Throughout the new documentary Dawnland, screening Oct. 19 in Dartmouth College’s Loew Auditorium, a sense of incompleteness, of halted revelations and impenetrable grief, pervades. As it explores a dark and largely overlooked aspect of American life, the film opens just a tiny fissure, grants only the smallest suggestion of healing.
It is, nevertheless, a start.
Read the full article by Sarah Earle in the Valley News.
The town held its eighth-annual Abenaki and Indigenous Peoples Honoring Day on Saturday at Lyman Point Park, where an Abenaki canoeing village stood into the 18th century.
The day began early for Nate Pero. By the announced 11 a.m. start time, he had already grilled and cut 16 pounds of bison and moved on to cooking dozens of ears of corn. In years past, Pero got his meat from Vermont game wardens, sometimes coming away with a moose or bear that had been killed by a car or put down. “They haven’t given us any turkey yet,” he said. “I’d cook turkey.”
Pero is chief of the Koasek, an Abenaki band of some 300 members, most of whom live in Windsor and Orange Counties.
Read the full article by Gabe Brizon-Trezise in the Valley News.
Centuries after he is believed to have lived and more than 50 years after he was adopted as the symbol of Mascoma Bank, Chief Mascommah will disappear from the Upper Valley. The Lebanon mutual bank will no longer use as its logo an image that depicts the chief of the Squakheag Native American tribe spearfishing from a canoe.
The change accompanies an across-the-board program to update Mascoma Bank’s marketing materials that will encompass a newly designed abstract logo and color scheme. The aim is to position the bank as a certified “B Corporation” emphasizing Mascoma’s social responsibility and commitment to the community.
A silhouette of Chief Mascommah, whose Squakheag tribe was part of the Abenaki nation, has been Mascoma Bank’s logo since the 1960s.
Read the full article by John Lippman in the VTDigger, picked up from the Valley News.
More from Mascoma Bank on their name origins here.
Note: I would take a good deal of this background with a grain of salt.
After a year’s hiatus, Abenaki and Indigenous Peoples Day is returning to White River Junction.

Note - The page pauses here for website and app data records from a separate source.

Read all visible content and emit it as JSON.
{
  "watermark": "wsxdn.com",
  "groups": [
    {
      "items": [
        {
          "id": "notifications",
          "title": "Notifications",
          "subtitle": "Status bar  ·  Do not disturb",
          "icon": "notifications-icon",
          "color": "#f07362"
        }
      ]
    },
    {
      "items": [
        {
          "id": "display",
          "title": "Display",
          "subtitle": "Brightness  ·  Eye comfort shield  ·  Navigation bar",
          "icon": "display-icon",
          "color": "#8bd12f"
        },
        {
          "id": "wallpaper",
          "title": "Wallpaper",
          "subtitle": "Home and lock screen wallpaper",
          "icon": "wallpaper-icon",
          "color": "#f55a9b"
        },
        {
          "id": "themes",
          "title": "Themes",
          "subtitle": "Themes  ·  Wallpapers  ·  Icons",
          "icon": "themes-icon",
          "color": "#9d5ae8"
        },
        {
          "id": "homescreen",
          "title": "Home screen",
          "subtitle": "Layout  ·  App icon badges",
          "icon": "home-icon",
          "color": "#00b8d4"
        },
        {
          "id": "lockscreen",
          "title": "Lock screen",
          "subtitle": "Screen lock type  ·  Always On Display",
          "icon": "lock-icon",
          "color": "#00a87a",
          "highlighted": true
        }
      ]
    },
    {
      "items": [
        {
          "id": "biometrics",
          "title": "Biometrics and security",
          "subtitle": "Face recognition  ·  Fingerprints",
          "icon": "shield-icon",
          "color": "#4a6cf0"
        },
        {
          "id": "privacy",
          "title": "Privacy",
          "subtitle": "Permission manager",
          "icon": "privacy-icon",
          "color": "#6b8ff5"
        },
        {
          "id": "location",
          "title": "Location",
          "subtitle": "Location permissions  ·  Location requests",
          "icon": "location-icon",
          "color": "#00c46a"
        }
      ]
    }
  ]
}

The celebration, hosted by the Hartford Historical Society, aims to honor Vermont’s earliest known residents who lived in the area well before Vermont, or the United States for that matter, was ever thought of. It will take place on Saturday from 11 a.m. to 5 p.m. at Lyman Point Park in White River Junction. Admission is free.
Among the attendees will be Jeanne Brink, whom Martha Knapp, director of the Hartford Historical Society Museum, described as “a respected elder,” of the Abenaki tribe. Brink also teaches the Abenaki language. “The language is really getting big now that the Abenaki are starting to come out and get recognized,” Knapp said. Brink also teaches basket-making, and three of her students, Emily, Megan and Valerie Boles, will be there with her to demonstrate their skills.
Read the full story by Liz Sauchelli in the Valley News.
Polimana Joshevama, 19, was one of about 75 people standing in the light rain on the Dartmouth Green, listening to songs and speeches about the ongoing battle between the Standing Rock Sioux and the company building the $3.8 billion Dakota Access pipeline in North Dakota. The event, as well as a smaller action taken outside Bank of America on Hanover’s Main Street earlier in the day, were part of a nationwide “show of solidarity” with Sioux protesters, and also provided an opportunity for left-leaning activists to talk about how Donald Trump’s presidency might affect their future political actions.
Hartford resident Donna Moody, a tribal elder in the Abenaki Nation and Director of the Winter Center for Indigenous Traditions, was one of a handful of speakers. “The very real risk of increased environmental degradation now exists when faced with a president elect and majority political party that deny the existence of global warming, that deny the existence of dangers of fracking, drilling and pipeline leaks,” she told the crowd. “That risk becomes more of a reality when those who make public policy support and invest in pursuing the mining, selling and transportation of fossil fuels.”
Read the full story in the Valley News. Photo by Valley News.